**REQUIREMENT:** Retype the whole listing that follows so that it matches the original exactly.

Top of EXCERPTED DATA

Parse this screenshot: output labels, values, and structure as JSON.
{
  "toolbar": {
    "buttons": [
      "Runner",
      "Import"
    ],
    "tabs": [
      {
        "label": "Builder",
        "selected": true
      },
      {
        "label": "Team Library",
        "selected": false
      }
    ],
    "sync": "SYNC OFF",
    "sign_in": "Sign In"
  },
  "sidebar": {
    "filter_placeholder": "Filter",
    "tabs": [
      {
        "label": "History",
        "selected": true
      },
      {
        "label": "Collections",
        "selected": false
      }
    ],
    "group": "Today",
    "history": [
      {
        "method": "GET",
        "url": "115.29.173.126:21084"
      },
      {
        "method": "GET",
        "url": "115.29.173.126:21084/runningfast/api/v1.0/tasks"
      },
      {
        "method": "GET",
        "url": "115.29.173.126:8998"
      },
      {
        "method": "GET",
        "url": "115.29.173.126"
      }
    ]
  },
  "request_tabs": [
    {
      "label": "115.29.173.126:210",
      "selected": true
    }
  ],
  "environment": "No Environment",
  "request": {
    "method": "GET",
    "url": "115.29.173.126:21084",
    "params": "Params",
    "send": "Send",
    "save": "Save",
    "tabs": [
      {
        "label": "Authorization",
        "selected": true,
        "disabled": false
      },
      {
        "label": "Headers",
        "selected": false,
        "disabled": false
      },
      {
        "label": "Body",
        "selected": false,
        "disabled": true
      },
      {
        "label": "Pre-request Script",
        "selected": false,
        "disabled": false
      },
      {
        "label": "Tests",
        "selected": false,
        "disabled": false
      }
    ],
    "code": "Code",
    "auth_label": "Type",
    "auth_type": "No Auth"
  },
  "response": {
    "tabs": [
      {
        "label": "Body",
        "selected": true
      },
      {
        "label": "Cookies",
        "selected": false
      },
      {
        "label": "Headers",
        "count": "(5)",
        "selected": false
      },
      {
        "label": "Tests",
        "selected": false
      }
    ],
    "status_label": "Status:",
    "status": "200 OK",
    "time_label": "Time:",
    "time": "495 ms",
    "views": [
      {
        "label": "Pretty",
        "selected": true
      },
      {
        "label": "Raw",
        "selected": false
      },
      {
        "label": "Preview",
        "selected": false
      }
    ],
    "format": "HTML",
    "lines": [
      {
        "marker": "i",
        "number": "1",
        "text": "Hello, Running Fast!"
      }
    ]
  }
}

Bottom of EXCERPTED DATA

**FINAL ANSWER:**
Parse this screenshot: output labels, values, and structure as JSON.
{
  "toolbar": {
    "buttons": [
      "Runner",
      "Import"
    ],
    "tabs": [
      {
        "label": "Builder",
        "selected": true
      },
      {
        "label": "Team Library",
        "selected": false
      }
    ],
    "sync": "SYNC OFF",
    "sign_in": "Sign In"
  },
  "sidebar": {
    "filter_placeholder": "Filter",
    "tabs": [
      {
        "label": "History",
        "selected": true
      },
      {
        "label": "Collections",
        "selected": false
      }
    ],
    "group": "Today",
    "history": [
      {
        "method": "GET",
        "url": "115.29.173.126:21084"
      },
      {
        "method": "GET",
        "url": "115.29.173.126:21084/runningfast/api/v1.0/tasks"
      },
      {
        "method": "GET",
        "url": "115.29.173.126:8998"
      },
      {
        "method": "GET",
        "url": "115.29.173.126"
      }
    ]
  },
  "request_tabs": [
    {
      "label": "115.29.173.126:210",
      "selected": true
    }
  ],
  "environment": "No Environment",
  "request": {
    "method": "GET",
    "url": "115.29.173.126:21084",
    "params": "Params",
    "send": "Send",
    "save": "Save",
    "tabs": [
      {
        "label": "Authorization",
        "selected": true,
        "disabled": false
      },
      {
        "label": "Headers",
        "selected": false,
        "disabled": false
      },
      {
        "label": "Body",
        "selected": false,
        "disabled": true
      },
      {
        "label": "Pre-request Script",
        "selected": false,
        "disabled": false
      },
      {
        "label": "Tests",
        "selected": false,
        "disabled": false
      }
    ],
    "code": "Code",
    "auth_label": "Type",
    "auth_type": "No Auth"
  },
  "response": {
    "tabs": [
      {
        "label": "Body",
        "selected": true
      },
      {
        "label": "Cookies",
        "selected": false
      },
      {
        "label": "Headers",
        "count": "(5)",
        "selected": false
      },
      {
        "label": "Tests",
        "selected": false
      }
    ],
    "status_label": "Status:",
    "status": "200 OK",
    "time_label": "Time:",
    "time": "495 ms",
    "views": [
      {
        "label": "Pretty",
        "selected": true
      },
      {
        "label": "Raw",
        "selected": false
      },
      {
        "label": "Preview",
        "selected": false
      }
    ],
    "format": "HTML",
    "lines": [
      {
        "marker": "i",
        "number": "1",
        "text": "Hello, Running Fast!"
      }
    ]
  }
}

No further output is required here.